Photo courtesy of Little Tikes Commercial

Advancements in shock-absorbing surfacing have made playgrounds safer than those built on concrete, asphalt, or packed earth. In many areas, advanced surfacing is required by building standards and codes, particularly for public and school playgrounds.

According to the CPSC, there are two options available for surfacing public playgrounds: unitary and loose-fill materials.

Unitary materials are typically rubber mats and tiles or a combination of energy-absorbing materials held in place by a binder. The material might be poured in place at the site and then cured. This forms a unitary, or one-piece, shock-absorbing surface.

Newly developed surfacing materials, such as combinations of loose-fill and unitary, should be tested to ASTM F1292. It’s important keep in mind that some darker-colored surfacing materials can become extremely hot when exposed to the intense sun and can cause blistering on bare feet (proper footwear is strongly recommended when using play equipment). In hotter climates, the architect, landscape designer, or specifier should choose lighter-colored materials or provide shading to cut down on direct sun exposure.

Before specifying a unitary material as a playground surface, ask the manufacturer for ASTM F1292 test data that will identify the critical height rating of the desired surface. Some unitary systems require professional installation.

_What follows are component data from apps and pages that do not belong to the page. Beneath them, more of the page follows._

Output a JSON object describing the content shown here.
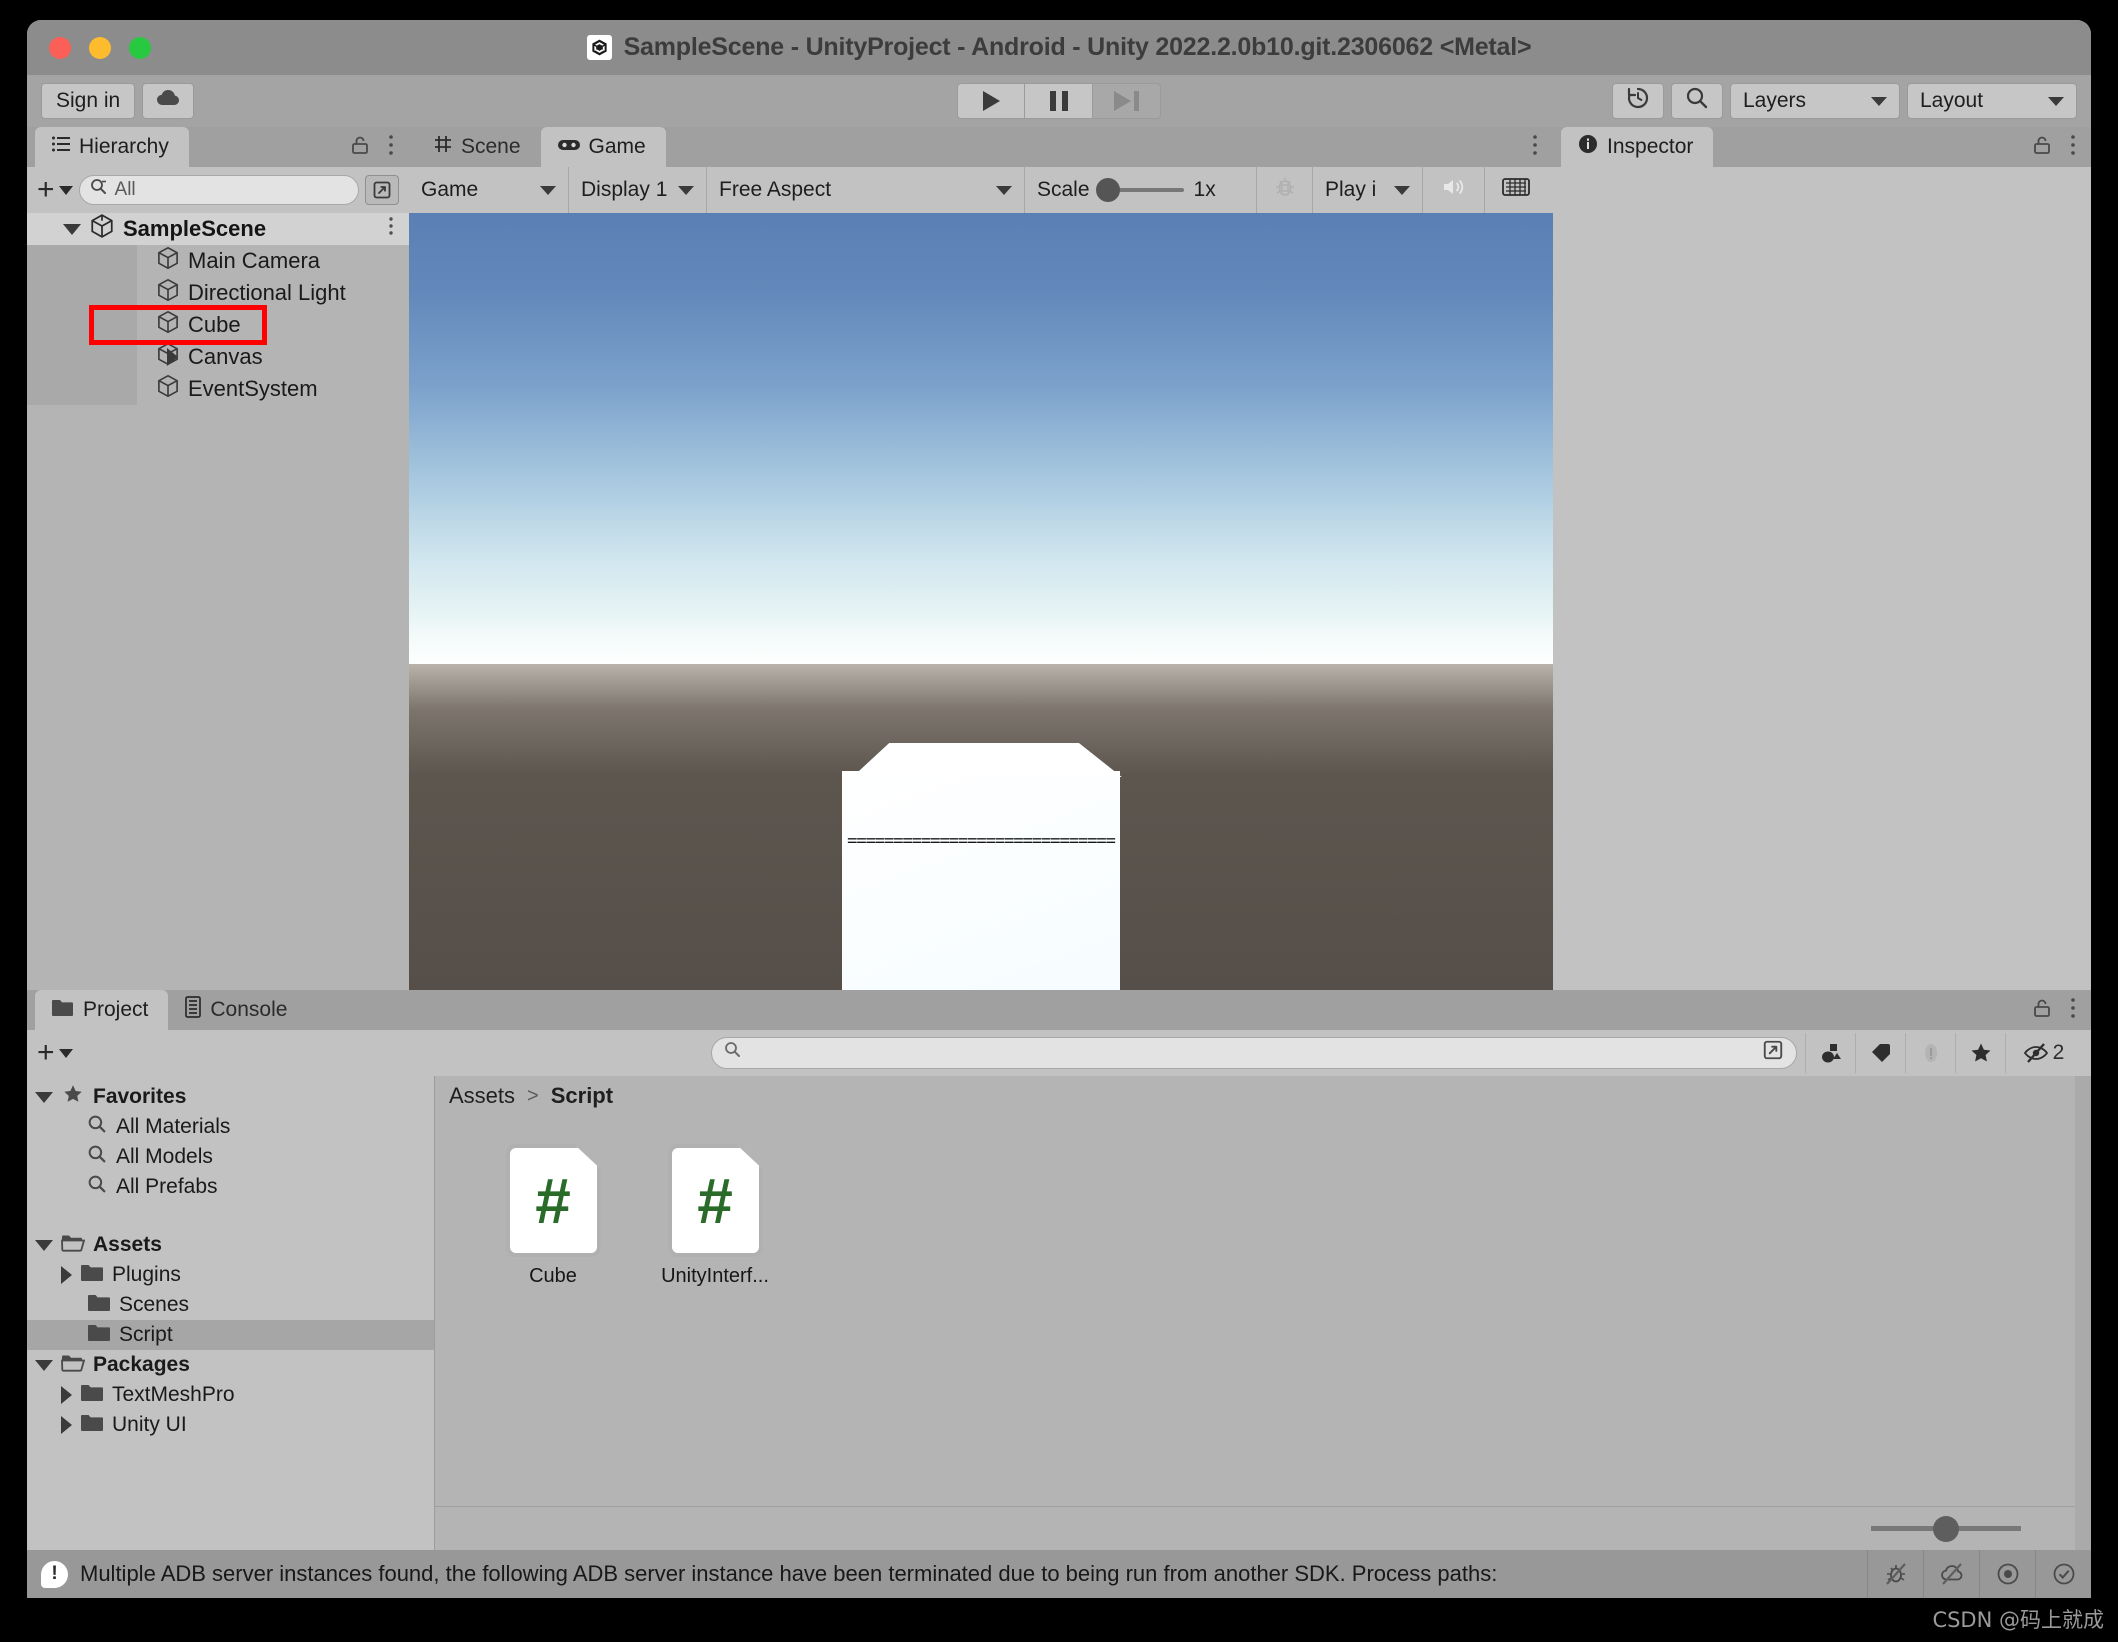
{
  "window": {
    "title": "SampleScene - UnityProject - Android - Unity 2022.2.0b10.git.2306062 <Metal>",
    "logo_name": "unity-logo"
  },
  "toolbar": {
    "sign_in_label": "Sign in",
    "cloud_icon": "cloud-icon",
    "play_icon": "play-icon",
    "pause_icon": "pause-icon",
    "step_icon": "step-forward-icon",
    "history_icon": "history-icon",
    "search_icon": "search-icon",
    "layers_label": "Layers",
    "layout_label": "Layout"
  },
  "hierarchy": {
    "tab_label": "Hierarchy",
    "add_label": "+",
    "search_value": "All",
    "scene_name": "SampleScene",
    "items": [
      {
        "label": "Main Camera",
        "has_arrow": false,
        "highlighted": false
      },
      {
        "label": "Directional Light",
        "has_arrow": false,
        "highlighted": false
      },
      {
        "label": "Cube",
        "has_arrow": false,
        "highlighted": true
      },
      {
        "label": "Canvas",
        "has_arrow": true,
        "highlighted": false
      },
      {
        "label": "EventSystem",
        "has_arrow": false,
        "highlighted": false
      }
    ]
  },
  "center": {
    "tab_scene": "Scene",
    "tab_game": "Game",
    "gameview_toolbar": {
      "mode": "Game",
      "display": "Display 1",
      "aspect": "Free Aspect",
      "scale_label": "Scale",
      "scale_value": "1x",
      "bug_icon": "bug-icon",
      "play_focus": "Play i",
      "mute_icon": "audio-icon",
      "stats_icon": "stats-icon"
    },
    "cube_face_text": "============================="
  },
  "inspector": {
    "tab_label": "Inspector",
    "info_icon": "info-icon"
  },
  "project": {
    "tab_project": "Project",
    "tab_console": "Console",
    "search_placeholder": "",
    "filter_icons": [
      "asset-type-filter-icon",
      "label-filter-icon",
      "warning-filter-icon",
      "favorite-star-icon"
    ],
    "hidden_count": "2",
    "breadcrumb": {
      "root": "Assets",
      "separator": ">",
      "current": "Script"
    },
    "tree": [
      {
        "label": "Favorites",
        "kind": "header",
        "icon": "star-icon",
        "indent": 0,
        "arrow": "down",
        "selected": false
      },
      {
        "label": "All Materials",
        "kind": "search",
        "icon": "search-icon",
        "indent": 1,
        "arrow": "none",
        "selected": false
      },
      {
        "label": "All Models",
        "kind": "search",
        "icon": "search-icon",
        "indent": 1,
        "arrow": "none",
        "selected": false
      },
      {
        "label": "All Prefabs",
        "kind": "search",
        "icon": "search-icon",
        "indent": 1,
        "arrow": "none",
        "selected": false
      },
      {
        "label": "Assets",
        "kind": "header",
        "icon": "open-folder-icon",
        "indent": 0,
        "arrow": "down",
        "selected": false
      },
      {
        "label": "Plugins",
        "kind": "folder",
        "icon": "folder-icon",
        "indent": 1,
        "arrow": "right",
        "selected": false
      },
      {
        "label": "Scenes",
        "kind": "folder",
        "icon": "folder-icon",
        "indent": 1,
        "arrow": "none",
        "selected": false
      },
      {
        "label": "Script",
        "kind": "folder",
        "icon": "folder-icon",
        "indent": 1,
        "arrow": "none",
        "selected": true
      },
      {
        "label": "Packages",
        "kind": "header",
        "icon": "open-folder-icon",
        "indent": 0,
        "arrow": "down",
        "selected": false
      },
      {
        "label": "TextMeshPro",
        "kind": "folder",
        "icon": "folder-icon",
        "indent": 1,
        "arrow": "right",
        "selected": false
      },
      {
        "label": "Unity UI",
        "kind": "folder",
        "icon": "folder-icon",
        "indent": 1,
        "arrow": "right",
        "selected": false
      }
    ],
    "assets": [
      {
        "label": "Cube",
        "icon": "csharp-script-icon",
        "glyph": "#"
      },
      {
        "label": "UnityInterf...",
        "icon": "csharp-script-icon",
        "glyph": "#"
      }
    ]
  },
  "status": {
    "message": "Multiple ADB server instances found, the following ADB server instance have been terminated due to being run from another SDK. Process paths:",
    "warning_icon": "warning-icon",
    "icons": [
      "no-bug-icon",
      "no-collab-icon",
      "target-icon",
      "check-circle-icon"
    ]
  },
  "watermark": "CSDN @码上就成",
  "colors": {
    "chrome": "#c2c2c2",
    "toolbar": "#a4a4a4",
    "titlebar": "#8c8c8c",
    "highlight_red": "#ff0000",
    "selection": "#a6a6a6",
    "script_green": "#2a6b2a"
  }
}
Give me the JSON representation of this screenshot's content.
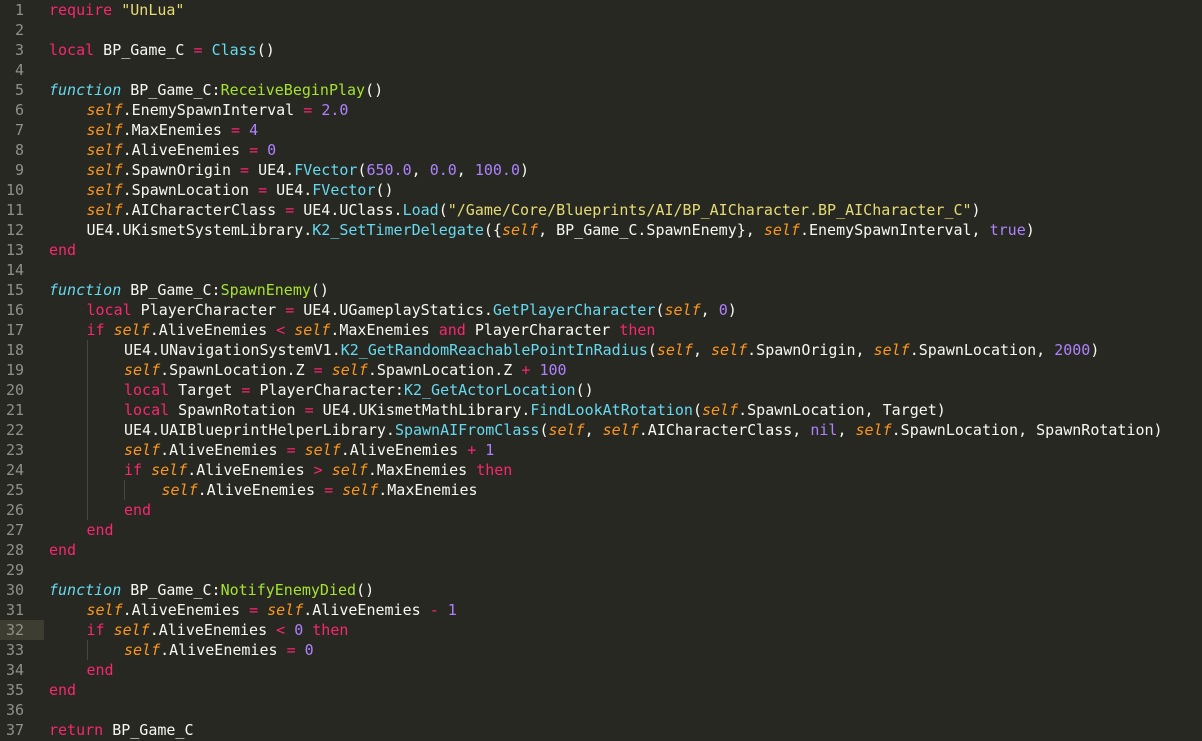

[ Page 2 of 4 ]  previous page Page 1 Page 2 Page 3 Page 4 next page
Originally published in May 2015